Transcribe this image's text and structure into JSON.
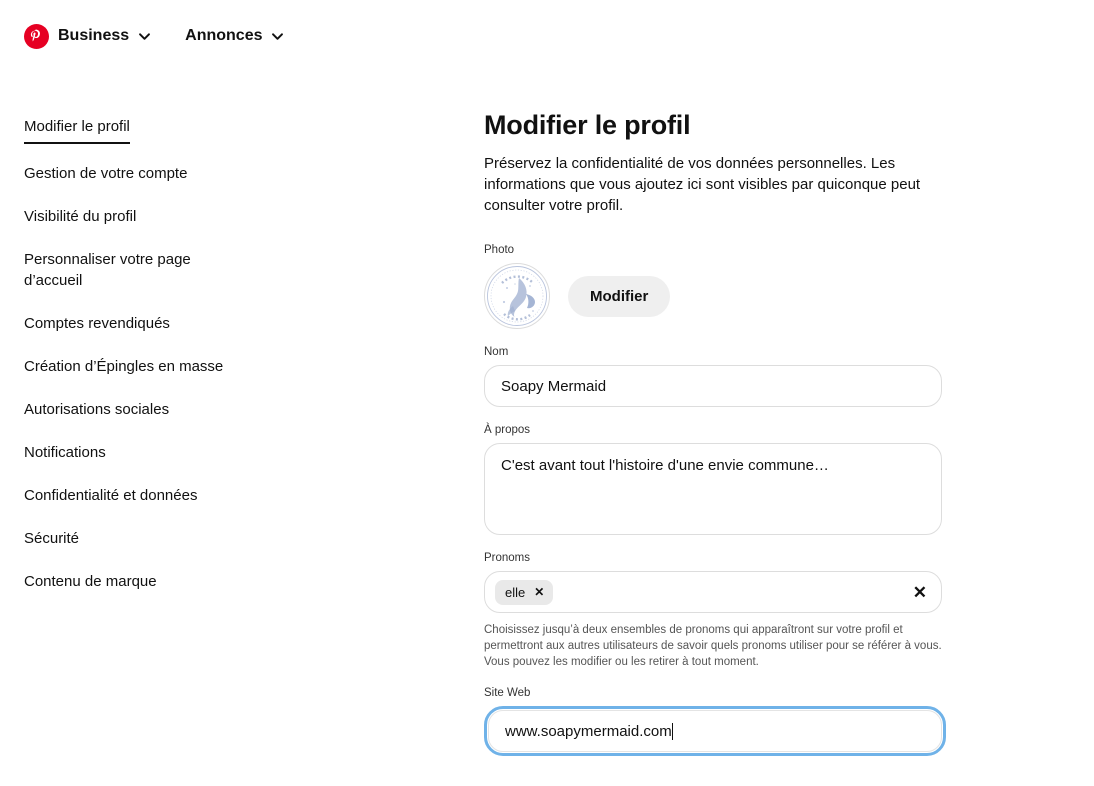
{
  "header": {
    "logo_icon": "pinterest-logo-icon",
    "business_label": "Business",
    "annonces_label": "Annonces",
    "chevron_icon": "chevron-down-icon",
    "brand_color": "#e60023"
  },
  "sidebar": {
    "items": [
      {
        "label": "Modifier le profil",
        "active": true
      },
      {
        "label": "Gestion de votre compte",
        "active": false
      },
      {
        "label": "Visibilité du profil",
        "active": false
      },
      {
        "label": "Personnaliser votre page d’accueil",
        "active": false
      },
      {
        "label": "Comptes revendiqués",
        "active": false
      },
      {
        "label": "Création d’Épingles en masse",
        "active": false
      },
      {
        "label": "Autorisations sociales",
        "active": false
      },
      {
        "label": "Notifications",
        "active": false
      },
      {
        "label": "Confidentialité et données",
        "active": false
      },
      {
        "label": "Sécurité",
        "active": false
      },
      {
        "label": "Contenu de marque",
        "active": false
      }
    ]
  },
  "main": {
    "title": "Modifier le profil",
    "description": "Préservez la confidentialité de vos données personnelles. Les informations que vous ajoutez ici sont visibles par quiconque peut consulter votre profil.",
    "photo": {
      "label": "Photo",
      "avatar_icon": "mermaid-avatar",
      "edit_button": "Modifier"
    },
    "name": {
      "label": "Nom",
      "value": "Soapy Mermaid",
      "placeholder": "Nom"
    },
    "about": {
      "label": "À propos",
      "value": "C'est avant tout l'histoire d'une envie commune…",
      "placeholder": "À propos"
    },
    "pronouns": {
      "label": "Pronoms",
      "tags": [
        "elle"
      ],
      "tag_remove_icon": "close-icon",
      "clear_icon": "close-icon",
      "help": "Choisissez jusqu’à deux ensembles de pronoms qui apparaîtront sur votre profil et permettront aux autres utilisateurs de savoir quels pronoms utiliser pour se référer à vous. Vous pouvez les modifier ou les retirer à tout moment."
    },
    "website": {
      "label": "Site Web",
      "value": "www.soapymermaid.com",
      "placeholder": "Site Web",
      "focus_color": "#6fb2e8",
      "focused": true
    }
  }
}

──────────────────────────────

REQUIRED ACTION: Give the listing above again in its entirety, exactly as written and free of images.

SOLUTION TO THIS EXERCISE:
Transcribe this image's text and structure into JSON.
{
  "header": {
    "logo_icon": "pinterest-logo-icon",
    "business_label": "Business",
    "annonces_label": "Annonces",
    "chevron_icon": "chevron-down-icon",
    "brand_color": "#e60023"
  },
  "sidebar": {
    "items": [
      {
        "label": "Modifier le profil",
        "active": true
      },
      {
        "label": "Gestion de votre compte",
        "active": false
      },
      {
        "label": "Visibilité du profil",
        "active": false
      },
      {
        "label": "Personnaliser votre page d’accueil",
        "active": false
      },
      {
        "label": "Comptes revendiqués",
        "active": false
      },
      {
        "label": "Création d’Épingles en masse",
        "active": false
      },
      {
        "label": "Autorisations sociales",
        "active": false
      },
      {
        "label": "Notifications",
        "active": false
      },
      {
        "label": "Confidentialité et données",
        "active": false
      },
      {
        "label": "Sécurité",
        "active": false
      },
      {
        "label": "Contenu de marque",
        "active": false
      }
    ]
  },
  "main": {
    "title": "Modifier le profil",
    "description": "Préservez la confidentialité de vos données personnelles. Les informations que vous ajoutez ici sont visibles par quiconque peut consulter votre profil.",
    "photo": {
      "label": "Photo",
      "avatar_icon": "mermaid-avatar",
      "edit_button": "Modifier"
    },
    "name": {
      "label": "Nom",
      "value": "Soapy Mermaid",
      "placeholder": "Nom"
    },
    "about": {
      "label": "À propos",
      "value": "C'est avant tout l'histoire d'une envie commune…",
      "placeholder": "À propos"
    },
    "pronouns": {
      "label": "Pronoms",
      "tags": [
        "elle"
      ],
      "tag_remove_icon": "close-icon",
      "clear_icon": "close-icon",
      "help": "Choisissez jusqu’à deux ensembles de pronoms qui apparaîtront sur votre profil et permettront aux autres utilisateurs de savoir quels pronoms utiliser pour se référer à vous. Vous pouvez les modifier ou les retirer à tout moment."
    },
    "website": {
      "label": "Site Web",
      "value": "www.soapymermaid.com",
      "placeholder": "Site Web",
      "focus_color": "#6fb2e8",
      "focused": true
    }
  }
}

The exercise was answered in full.